- I Have No Son!: Quences, the Kithriarch of House Lungbarrow, is the closest thing the Doctor has to a father. Quences viewed the Doctor as his favourite member of the house. After it was predicted that the Doctor would be the most influential Time Lord since Rassilon (which was actually a pretty damn accurate prediction), Quences doted on him and had him studying at the Time Lord Academy, hoping that he would become the first member of the house to become Lord Cardinal. The Doctor obviously didn't see eye to eye with Quences and had other plans, which resulted in this trope.
- Lame Pun Reaction: The Other's reflection on the Hand of Omega:Omega, despite his sacrifice, still had a hand in their affairs. It was a rather good joke he thought, but Rassilon didn't find it funny at all.
- Maligned Mixed Marriage: Leela and Andred's relationship. The other Time Lords find it rather embarrassing that Andred is with a 'non-Gallifreyan'. Leela and Andred, however, don't mind at all.
- No Hugging, No Kissing: Lungbarrow revealed that, since a long-ago catastrophe rendered their entire race sterile, Time Lords don't have sex — they get created on looms. (Included at no extra cost: a tortured explanation of how, in that case, the Doctor can be Susan's grandfather.) This revelation was entirely ignored by the TV series.
- Only Friend: Innocet was the only family member who was kind to the Doctor when they were growing up.
- Origins Episode: Lungbarrow serves as one for the Doctor, depicting how the First Doctor stole his TARDIS and left Gallifrey, and how he met his first companion and 'granddaughter' Susan. It also sheds light on the Doctor's possible past life as the Other, one of the founding fathers of Gallifrey
- Overly Long Name: All Time Lord names, with first prize going to Quencessetianobayolocaturgrathadeyyilungbarrowmas, the 422nd Kithriarch of the House of Lungbarrow.

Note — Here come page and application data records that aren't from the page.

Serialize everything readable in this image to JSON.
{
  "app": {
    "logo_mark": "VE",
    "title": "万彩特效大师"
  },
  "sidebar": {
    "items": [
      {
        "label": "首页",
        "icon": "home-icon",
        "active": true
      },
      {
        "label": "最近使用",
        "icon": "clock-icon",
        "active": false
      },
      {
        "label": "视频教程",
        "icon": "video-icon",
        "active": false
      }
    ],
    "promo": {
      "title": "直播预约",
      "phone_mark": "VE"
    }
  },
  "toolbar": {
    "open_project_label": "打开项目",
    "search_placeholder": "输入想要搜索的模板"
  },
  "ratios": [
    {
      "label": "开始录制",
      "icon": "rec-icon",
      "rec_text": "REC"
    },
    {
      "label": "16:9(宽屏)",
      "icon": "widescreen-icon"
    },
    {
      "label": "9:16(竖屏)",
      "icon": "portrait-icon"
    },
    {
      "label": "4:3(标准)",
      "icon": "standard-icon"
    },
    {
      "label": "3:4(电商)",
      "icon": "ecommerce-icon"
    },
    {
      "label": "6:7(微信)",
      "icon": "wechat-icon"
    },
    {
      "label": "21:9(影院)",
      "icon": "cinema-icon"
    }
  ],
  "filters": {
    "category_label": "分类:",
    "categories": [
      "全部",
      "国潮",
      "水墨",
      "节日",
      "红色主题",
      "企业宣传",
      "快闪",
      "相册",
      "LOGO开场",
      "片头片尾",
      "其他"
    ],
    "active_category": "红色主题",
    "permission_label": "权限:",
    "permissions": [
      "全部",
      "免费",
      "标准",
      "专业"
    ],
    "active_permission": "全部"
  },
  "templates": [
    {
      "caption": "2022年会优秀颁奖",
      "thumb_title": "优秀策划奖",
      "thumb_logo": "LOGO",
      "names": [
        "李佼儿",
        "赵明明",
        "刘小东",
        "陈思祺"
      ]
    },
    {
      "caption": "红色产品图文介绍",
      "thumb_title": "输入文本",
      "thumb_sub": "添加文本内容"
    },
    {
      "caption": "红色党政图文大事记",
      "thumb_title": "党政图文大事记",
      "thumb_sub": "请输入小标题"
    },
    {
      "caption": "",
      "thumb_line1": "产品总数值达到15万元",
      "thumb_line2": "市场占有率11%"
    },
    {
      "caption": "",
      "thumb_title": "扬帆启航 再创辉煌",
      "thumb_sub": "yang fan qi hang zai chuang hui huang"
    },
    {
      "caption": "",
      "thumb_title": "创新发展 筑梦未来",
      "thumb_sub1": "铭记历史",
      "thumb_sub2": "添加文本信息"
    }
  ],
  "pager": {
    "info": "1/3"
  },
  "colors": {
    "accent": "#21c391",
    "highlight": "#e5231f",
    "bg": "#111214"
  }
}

- Rapunzel Hair: Innocet has resolved not to cut her hair until she sees daylight again. This results in her having to walk about with 673 years' worth of hair in a colossal plait, worn wound on her back like a turtle shell.
- The Reveal: The Doctor is probably the, or at least a, genetic reincarnation of the Other, one of the three founders of Gallifreyan society alongside Rassilon and Omega. Moreover, Susan was technically the biological granddaughter of the Other, but she recognized the Doctor as her grandfather.
- Slobs vs. Snobs: Leela is the Slob among a society of Snobs.
- Some Call Me "Tim": To make things easier for the author and the reader, the Time Lord characters are mostly referred to by an abbreviated version of their Overly Long Name; for instance, Quencessetianobayolocaturgrathadeyyilungbarrowmas is usually just called "Quences".
- Time Travel Taboo: There are technological measures (the Backtime Buffers) preventing attempts to take a TARDIS into Gallifrey's past, which is strictly forbidden.